Writing is HARD. It is WORK. It is DEPLETING to simultaneously be student, artist, and seller. I see you out there. I know what you’ve been through trying to make this work. It’s not all the time, but it’s enough. I don’t know if I’ve ever met a writer who hasn’t burned out at least once.
But it’s worthwhile to take a breath, to step away from the grind. To remember why we’re here. Why we were called to this communal space. Why we warm our fingers with each flint-sparked strike of the keyboard–in search of true magic.
One of the best pieces of writing advice shows up a lot on our Instagram writing community:
“If there’s a book that you want to read, but it hasn’t been written yet, then you must write it.”Toni Morrison
Write the book that you want to read–that would bring you joy if you were the one sitting on the couch and flipping the pages. In other words, write for the fun of it. If we focus solely on the barcode on the back, we stifle our imagination; and if we lose ourselves to the grind, we might lose sight of the magic.

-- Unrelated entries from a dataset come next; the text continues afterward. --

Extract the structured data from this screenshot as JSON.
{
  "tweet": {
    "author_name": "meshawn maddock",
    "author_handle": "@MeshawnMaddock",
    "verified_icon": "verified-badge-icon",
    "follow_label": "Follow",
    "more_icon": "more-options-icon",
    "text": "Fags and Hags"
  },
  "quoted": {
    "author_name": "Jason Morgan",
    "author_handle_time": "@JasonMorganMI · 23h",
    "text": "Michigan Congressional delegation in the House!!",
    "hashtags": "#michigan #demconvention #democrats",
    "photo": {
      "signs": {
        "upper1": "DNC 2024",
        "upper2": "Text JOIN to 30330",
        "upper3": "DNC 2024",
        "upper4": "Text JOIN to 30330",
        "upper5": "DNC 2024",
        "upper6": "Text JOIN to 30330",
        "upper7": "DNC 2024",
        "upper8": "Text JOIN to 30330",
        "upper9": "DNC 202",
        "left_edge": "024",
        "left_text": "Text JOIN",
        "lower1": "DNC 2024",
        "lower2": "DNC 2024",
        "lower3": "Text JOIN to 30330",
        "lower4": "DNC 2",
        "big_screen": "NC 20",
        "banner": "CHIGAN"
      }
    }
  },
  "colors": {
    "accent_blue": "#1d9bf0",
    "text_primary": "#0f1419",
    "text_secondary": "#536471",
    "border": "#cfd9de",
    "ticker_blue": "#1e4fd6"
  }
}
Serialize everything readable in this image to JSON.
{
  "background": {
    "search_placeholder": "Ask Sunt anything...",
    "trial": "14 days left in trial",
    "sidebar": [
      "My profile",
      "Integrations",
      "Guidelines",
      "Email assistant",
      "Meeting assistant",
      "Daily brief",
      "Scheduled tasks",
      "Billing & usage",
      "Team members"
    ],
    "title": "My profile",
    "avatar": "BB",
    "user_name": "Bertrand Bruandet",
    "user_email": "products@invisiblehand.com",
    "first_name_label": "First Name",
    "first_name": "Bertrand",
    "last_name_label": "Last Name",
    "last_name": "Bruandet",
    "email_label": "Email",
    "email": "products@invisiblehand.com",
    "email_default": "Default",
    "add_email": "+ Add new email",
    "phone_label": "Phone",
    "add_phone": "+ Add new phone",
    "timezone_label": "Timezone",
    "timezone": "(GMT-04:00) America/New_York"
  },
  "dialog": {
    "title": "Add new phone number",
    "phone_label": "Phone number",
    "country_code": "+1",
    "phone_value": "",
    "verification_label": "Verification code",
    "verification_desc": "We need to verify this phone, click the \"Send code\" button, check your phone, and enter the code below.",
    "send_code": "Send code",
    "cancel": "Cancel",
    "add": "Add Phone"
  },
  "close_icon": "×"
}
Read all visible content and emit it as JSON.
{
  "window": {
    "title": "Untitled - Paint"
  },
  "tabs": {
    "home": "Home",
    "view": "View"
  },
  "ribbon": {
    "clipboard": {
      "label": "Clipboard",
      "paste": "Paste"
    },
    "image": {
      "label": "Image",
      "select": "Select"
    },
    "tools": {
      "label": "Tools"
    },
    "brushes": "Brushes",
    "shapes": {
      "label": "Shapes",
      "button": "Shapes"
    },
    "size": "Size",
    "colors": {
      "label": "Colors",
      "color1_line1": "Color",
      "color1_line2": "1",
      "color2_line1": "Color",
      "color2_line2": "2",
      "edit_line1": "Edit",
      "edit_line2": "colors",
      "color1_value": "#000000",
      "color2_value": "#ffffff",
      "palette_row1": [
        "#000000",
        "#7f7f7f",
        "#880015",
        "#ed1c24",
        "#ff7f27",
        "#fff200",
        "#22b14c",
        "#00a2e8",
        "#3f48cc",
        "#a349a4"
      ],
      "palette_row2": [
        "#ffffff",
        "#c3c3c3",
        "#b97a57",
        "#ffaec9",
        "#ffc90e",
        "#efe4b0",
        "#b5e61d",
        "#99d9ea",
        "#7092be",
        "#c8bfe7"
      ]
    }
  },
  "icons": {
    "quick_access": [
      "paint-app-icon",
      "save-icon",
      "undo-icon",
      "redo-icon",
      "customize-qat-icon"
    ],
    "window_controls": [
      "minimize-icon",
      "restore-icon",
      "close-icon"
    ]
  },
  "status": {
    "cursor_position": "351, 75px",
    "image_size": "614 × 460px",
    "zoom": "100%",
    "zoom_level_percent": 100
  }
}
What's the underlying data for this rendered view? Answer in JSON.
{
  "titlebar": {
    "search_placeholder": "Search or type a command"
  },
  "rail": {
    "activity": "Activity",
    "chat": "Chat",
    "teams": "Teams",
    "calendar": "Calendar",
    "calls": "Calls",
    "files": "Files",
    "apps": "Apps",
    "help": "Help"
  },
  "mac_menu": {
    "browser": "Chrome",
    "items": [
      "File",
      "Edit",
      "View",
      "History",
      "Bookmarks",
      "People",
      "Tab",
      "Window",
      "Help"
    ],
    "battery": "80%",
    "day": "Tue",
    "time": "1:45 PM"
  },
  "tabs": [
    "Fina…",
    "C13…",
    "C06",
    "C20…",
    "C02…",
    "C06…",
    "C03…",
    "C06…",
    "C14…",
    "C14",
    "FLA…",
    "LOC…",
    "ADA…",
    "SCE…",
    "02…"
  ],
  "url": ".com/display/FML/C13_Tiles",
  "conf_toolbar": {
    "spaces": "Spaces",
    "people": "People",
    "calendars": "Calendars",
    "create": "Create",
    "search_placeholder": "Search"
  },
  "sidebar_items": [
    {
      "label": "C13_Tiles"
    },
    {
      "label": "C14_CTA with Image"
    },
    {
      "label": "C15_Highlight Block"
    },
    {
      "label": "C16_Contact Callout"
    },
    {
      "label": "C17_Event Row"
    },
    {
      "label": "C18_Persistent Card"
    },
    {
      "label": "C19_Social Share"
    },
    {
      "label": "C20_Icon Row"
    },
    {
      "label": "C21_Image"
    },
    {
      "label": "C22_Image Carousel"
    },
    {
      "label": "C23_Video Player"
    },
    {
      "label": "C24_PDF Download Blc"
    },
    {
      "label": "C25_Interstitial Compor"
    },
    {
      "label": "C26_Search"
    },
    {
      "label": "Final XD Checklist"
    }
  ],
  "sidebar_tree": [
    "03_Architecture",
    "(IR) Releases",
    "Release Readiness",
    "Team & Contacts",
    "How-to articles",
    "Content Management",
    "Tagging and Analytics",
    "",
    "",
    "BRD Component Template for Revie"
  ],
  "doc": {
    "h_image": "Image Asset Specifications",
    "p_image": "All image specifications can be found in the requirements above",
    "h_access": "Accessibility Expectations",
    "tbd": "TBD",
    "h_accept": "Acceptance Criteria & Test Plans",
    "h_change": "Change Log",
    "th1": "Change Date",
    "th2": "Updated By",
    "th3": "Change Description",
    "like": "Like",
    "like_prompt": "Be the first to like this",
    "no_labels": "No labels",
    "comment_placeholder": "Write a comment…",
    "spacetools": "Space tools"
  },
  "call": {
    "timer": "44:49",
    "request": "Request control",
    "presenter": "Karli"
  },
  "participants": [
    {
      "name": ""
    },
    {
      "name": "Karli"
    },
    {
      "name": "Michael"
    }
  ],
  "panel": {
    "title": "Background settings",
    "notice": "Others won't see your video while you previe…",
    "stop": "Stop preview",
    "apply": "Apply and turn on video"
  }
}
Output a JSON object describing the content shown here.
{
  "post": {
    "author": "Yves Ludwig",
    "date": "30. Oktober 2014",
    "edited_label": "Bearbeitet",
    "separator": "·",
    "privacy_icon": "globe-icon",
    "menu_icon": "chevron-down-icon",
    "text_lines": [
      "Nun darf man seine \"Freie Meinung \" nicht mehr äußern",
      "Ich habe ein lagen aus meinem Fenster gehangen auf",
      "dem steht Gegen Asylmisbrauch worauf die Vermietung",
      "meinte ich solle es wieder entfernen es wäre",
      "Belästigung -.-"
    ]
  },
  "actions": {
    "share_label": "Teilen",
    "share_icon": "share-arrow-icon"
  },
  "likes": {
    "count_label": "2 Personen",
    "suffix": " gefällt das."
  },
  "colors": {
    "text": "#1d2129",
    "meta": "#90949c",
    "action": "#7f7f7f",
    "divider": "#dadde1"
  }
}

As adults with limited time resources, that might scare you. I know it scared me when I was battered by the query trenches and needing a warm hearth to curl up next to while I recovered. Writing a crappy little story just because it makes you happy is, honestly, quite radical in our neoliberal world. Knowing that it may never get published, that it may never sell copies, and that it might just be part of your 10,000-hour journey of practice and patience is an utter leap of faith. A moment of choosing you, your joy.
But if I hadn’t done that, The Moon Tells No Lies wouldn’t exist. I would have cheated myself out of my favorite story I’ve ever written. And years before that, I wouldn’t have written a far crappier road trip romance that made my sophomore year of college far more enjoyable. Sometimes you strike gold, other time’s it’s decidedly of the “fools” variety.
AND THAT’S OKAY. Not every story we write needs to be ready for PitMad.
So my advice to you this week, by way of a little documentary on Hulu:
Embrace the magical chaos that is putting words on a page. Warm your fingers with your keys and worry a little less about the finished product. Play with your characters like you played with your barbies and write the story you want to write.
Because play is still important. It’s the path to joy, and it’s what’s going to keep your future readers turning the page one day.